GENEVA, 20 September 2019 – A symposium entitled, “Enforced Disappearance in the Middle East: Facts and Consequences,” recently was held at the Human Rights Council in Geneva. It was organized by the African Organization for the Eradication of Poverty (ZPA) in partnership with the International League for Peace and Human Rights (ILPHR).
Professor Mehmet Sukru Guzel, United Nations Geneva Office Representative of the Juridical Commission for Development for the Andean First Nations (CAPAJ) based in Peru, spoke on the “System of Enforced Disappearances in the U.N. and the Missing Points.” He briefly explained the issue of enforced disappearance under international law, stressing that the basic reference for this type of human rights violation is the Universal Declaration of Human Rights, which makes all states–without exception–responsible and accountable for these types of violations, regardless of whether or not they have signed the International Convention for the Protection of All Persons from Enforced Disappearance.
Guzel stressed the need to focus on the role and responsibility of non-state armed groups in their areas of control and the need to hold them accountable for enforced disappearances in accordance with international anti-terrorism laws, adding that whoever supports and finances these groups likewise should be held accountable for financing terrorism. Additionally, he called on the Human Rights Council to hold hearings dedicated to enforced disappearances committed by these groups and to issue resolutions classifying those found guilty as terrorist organizations.
For his part, Ali Al-Haj Al-Hamdani, a human rights activist and vice president of the Arab Cultural Forum in Britain, discussed the reality of enforced disappearance in Syria during the course of the current war. In his paper, “Enforced Disappearance in Syria: An Insight into the Current Calamity,” he points to the widespread phenomenon of abduction and disappearance of people in Syria, wherein the regime arrests wanted persons without warrants and then detains them anonymously. Such individuals are not allowed to see a lawyer and their families do not know where they are being held. “Usually, once detainees are in prison, they are given numbers and their names are never circulated,” Al-Hamdani explained.
“Due to the flight of large numbers of Syrian Army soldiers, the [Syrian] regime brought in external forces such as Iranian Islamic Revolutionary Guards, Lebanese Hezbollah and other Iranian militias to carry out arrests and harassment,” Al-Hamdani said, adding that such detainees typically are subjected to the most severe forms of torture, including starvation, beatings, dragging, electrocution, and rape.

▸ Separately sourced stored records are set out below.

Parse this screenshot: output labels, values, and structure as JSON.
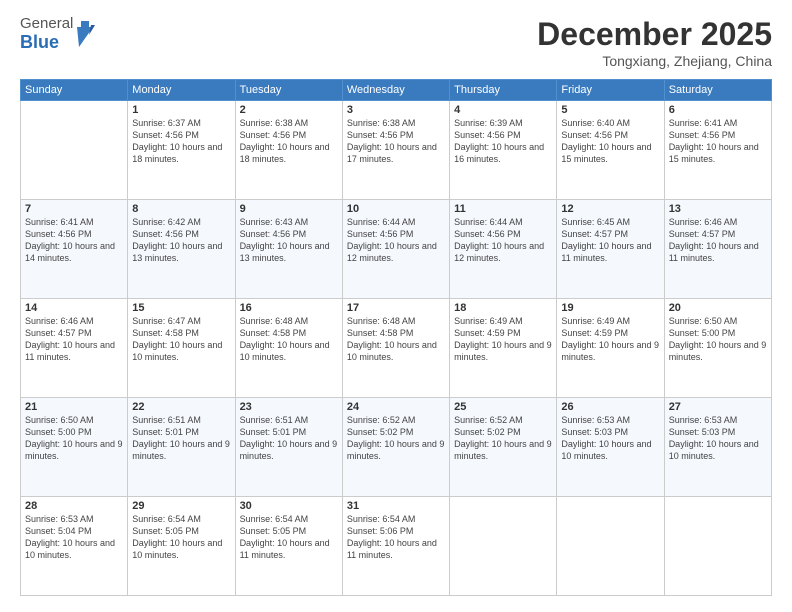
{
  "header": {
    "logo_general": "General",
    "logo_blue": "Blue",
    "month_year": "December 2025",
    "location": "Tongxiang, Zhejiang, China"
  },
  "weekdays": [
    "Sunday",
    "Monday",
    "Tuesday",
    "Wednesday",
    "Thursday",
    "Friday",
    "Saturday"
  ],
  "weeks": [
    [
      {
        "day": "",
        "sunrise": "",
        "sunset": "",
        "daylight": ""
      },
      {
        "day": "1",
        "sunrise": "Sunrise: 6:37 AM",
        "sunset": "Sunset: 4:56 PM",
        "daylight": "Daylight: 10 hours and 18 minutes."
      },
      {
        "day": "2",
        "sunrise": "Sunrise: 6:38 AM",
        "sunset": "Sunset: 4:56 PM",
        "daylight": "Daylight: 10 hours and 18 minutes."
      },
      {
        "day": "3",
        "sunrise": "Sunrise: 6:38 AM",
        "sunset": "Sunset: 4:56 PM",
        "daylight": "Daylight: 10 hours and 17 minutes."
      },
      {
        "day": "4",
        "sunrise": "Sunrise: 6:39 AM",
        "sunset": "Sunset: 4:56 PM",
        "daylight": "Daylight: 10 hours and 16 minutes."
      },
      {
        "day": "5",
        "sunrise": "Sunrise: 6:40 AM",
        "sunset": "Sunset: 4:56 PM",
        "daylight": "Daylight: 10 hours and 15 minutes."
      },
      {
        "day": "6",
        "sunrise": "Sunrise: 6:41 AM",
        "sunset": "Sunset: 4:56 PM",
        "daylight": "Daylight: 10 hours and 15 minutes."
      }
    ],
    [
      {
        "day": "7",
        "sunrise": "Sunrise: 6:41 AM",
        "sunset": "Sunset: 4:56 PM",
        "daylight": "Daylight: 10 hours and 14 minutes."
      },
      {
        "day": "8",
        "sunrise": "Sunrise: 6:42 AM",
        "sunset": "Sunset: 4:56 PM",
        "daylight": "Daylight: 10 hours and 13 minutes."
      },
      {
        "day": "9",
        "sunrise": "Sunrise: 6:43 AM",
        "sunset": "Sunset: 4:56 PM",
        "daylight": "Daylight: 10 hours and 13 minutes."
      },
      {
        "day": "10",
        "sunrise": "Sunrise: 6:44 AM",
        "sunset": "Sunset: 4:56 PM",
        "daylight": "Daylight: 10 hours and 12 minutes."
      },
      {
        "day": "11",
        "sunrise": "Sunrise: 6:44 AM",
        "sunset": "Sunset: 4:56 PM",
        "daylight": "Daylight: 10 hours and 12 minutes."
      },
      {
        "day": "12",
        "sunrise": "Sunrise: 6:45 AM",
        "sunset": "Sunset: 4:57 PM",
        "daylight": "Daylight: 10 hours and 11 minutes."
      },
      {
        "day": "13",
        "sunrise": "Sunrise: 6:46 AM",
        "sunset": "Sunset: 4:57 PM",
        "daylight": "Daylight: 10 hours and 11 minutes."
      }
    ],
    [
      {
        "day": "14",
        "sunrise": "Sunrise: 6:46 AM",
        "sunset": "Sunset: 4:57 PM",
        "daylight": "Daylight: 10 hours and 11 minutes."
      },
      {
        "day": "15",
        "sunrise": "Sunrise: 6:47 AM",
        "sunset": "Sunset: 4:58 PM",
        "daylight": "Daylight: 10 hours and 10 minutes."
      },
      {
        "day": "16",
        "sunrise": "Sunrise: 6:48 AM",
        "sunset": "Sunset: 4:58 PM",
        "daylight": "Daylight: 10 hours and 10 minutes."
      },
      {
        "day": "17",
        "sunrise": "Sunrise: 6:48 AM",
        "sunset": "Sunset: 4:58 PM",
        "daylight": "Daylight: 10 hours and 10 minutes."
      },
      {
        "day": "18",
        "sunrise": "Sunrise: 6:49 AM",
        "sunset": "Sunset: 4:59 PM",
        "daylight": "Daylight: 10 hours and 9 minutes."
      },
      {
        "day": "19",
        "sunrise": "Sunrise: 6:49 AM",
        "sunset": "Sunset: 4:59 PM",
        "daylight": "Daylight: 10 hours and 9 minutes."
      },
      {
        "day": "20",
        "sunrise": "Sunrise: 6:50 AM",
        "sunset": "Sunset: 5:00 PM",
        "daylight": "Daylight: 10 hours and 9 minutes."
      }
    ],
    [
      {
        "day": "21",
        "sunrise": "Sunrise: 6:50 AM",
        "sunset": "Sunset: 5:00 PM",
        "daylight": "Daylight: 10 hours and 9 minutes."
      },
      {
        "day": "22",
        "sunrise": "Sunrise: 6:51 AM",
        "sunset": "Sunset: 5:01 PM",
        "daylight": "Daylight: 10 hours and 9 minutes."
      },
      {
        "day": "23",
        "sunrise": "Sunrise: 6:51 AM",
        "sunset": "Sunset: 5:01 PM",
        "daylight": "Daylight: 10 hours and 9 minutes."
      },
      {
        "day": "24",
        "sunrise": "Sunrise: 6:52 AM",
        "sunset": "Sunset: 5:02 PM",
        "daylight": "Daylight: 10 hours and 9 minutes."
      },
      {
        "day": "25",
        "sunrise": "Sunrise: 6:52 AM",
        "sunset": "Sunset: 5:02 PM",
        "daylight": "Daylight: 10 hours and 9 minutes."
      },
      {
        "day": "26",
        "sunrise": "Sunrise: 6:53 AM",
        "sunset": "Sunset: 5:03 PM",
        "daylight": "Daylight: 10 hours and 10 minutes."
      },
      {
        "day": "27",
        "sunrise": "Sunrise: 6:53 AM",
        "sunset": "Sunset: 5:03 PM",
        "daylight": "Daylight: 10 hours and 10 minutes."
      }
    ],
    [
      {
        "day": "28",
        "sunrise": "Sunrise: 6:53 AM",
        "sunset": "Sunset: 5:04 PM",
        "daylight": "Daylight: 10 hours and 10 minutes."
      },
      {
        "day": "29",
        "sunrise": "Sunrise: 6:54 AM",
        "sunset": "Sunset: 5:05 PM",
        "daylight": "Daylight: 10 hours and 10 minutes."
      },
      {
        "day": "30",
        "sunrise": "Sunrise: 6:54 AM",
        "sunset": "Sunset: 5:05 PM",
        "daylight": "Daylight: 10 hours and 11 minutes."
      },
      {
        "day": "31",
        "sunrise": "Sunrise: 6:54 AM",
        "sunset": "Sunset: 5:06 PM",
        "daylight": "Daylight: 10 hours and 11 minutes."
      },
      {
        "day": "",
        "sunrise": "",
        "sunset": "",
        "daylight": ""
      },
      {
        "day": "",
        "sunrise": "",
        "sunset": "",
        "daylight": ""
      },
      {
        "day": "",
        "sunrise": "",
        "sunset": "",
        "daylight": ""
      }
    ]
  ]
}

According to the Syrian Observatory for Human Rights, Al-Hamdani cited, there are some 104,000 enforcedly disappeared detainees, whereas according to Human Rights Watch, there were 117,000 detainees as of 2017. Syrian human rights activists are likely to double the number in President Bashar al-Assad’s prisons alone.
Al-Hamdani noted that it is impossible to know the number of those abducted and forcibly disappeared by extremist groups, pointing out that the latest reports indicate that since the beginning of this year through the end of August, the number of detainees held by Al-Nusra Front is around 182, including writers and media activists.
In his paper, “Ahwazi Arabs: Decades of Continuous Suffering,” Hakim Chohbishat, chairman of the Ahwazi Organization for Protecting Human Rights, enumerated human rights violations against Arab peoples living in Iran. He asserts that over the past nine decades, Iranian regimes have carried out numerous arrests and the enforced disappearance of Ahwazi detainees without giving any information about them to their relatives or anyone else.
He noted that such indiscriminate arrests by the Iranian regime against Ahwazis are a form of enforced disappearance, as they are carried out by unidentified entities which also torture detainees during detention and deny their presence there. He added that detainees under torture often are forced to confess to false accusations and psychological pressure is systematically used on their families.
Chohbishat pointed out that those who have suffered enforced disappearance by the Iranian regime are from all social and professional groups, including artists, teachers, scientists, and researchers, adding that the feeling of frustration and injustice leads many Ahwazi Arabs to commit suicide or accept death sentences with pride. He ended his talk by calling on Iranian authorities to disclose the whereabouts of all Ahwazi detainees and for the international community to put pressure on Iran to do so.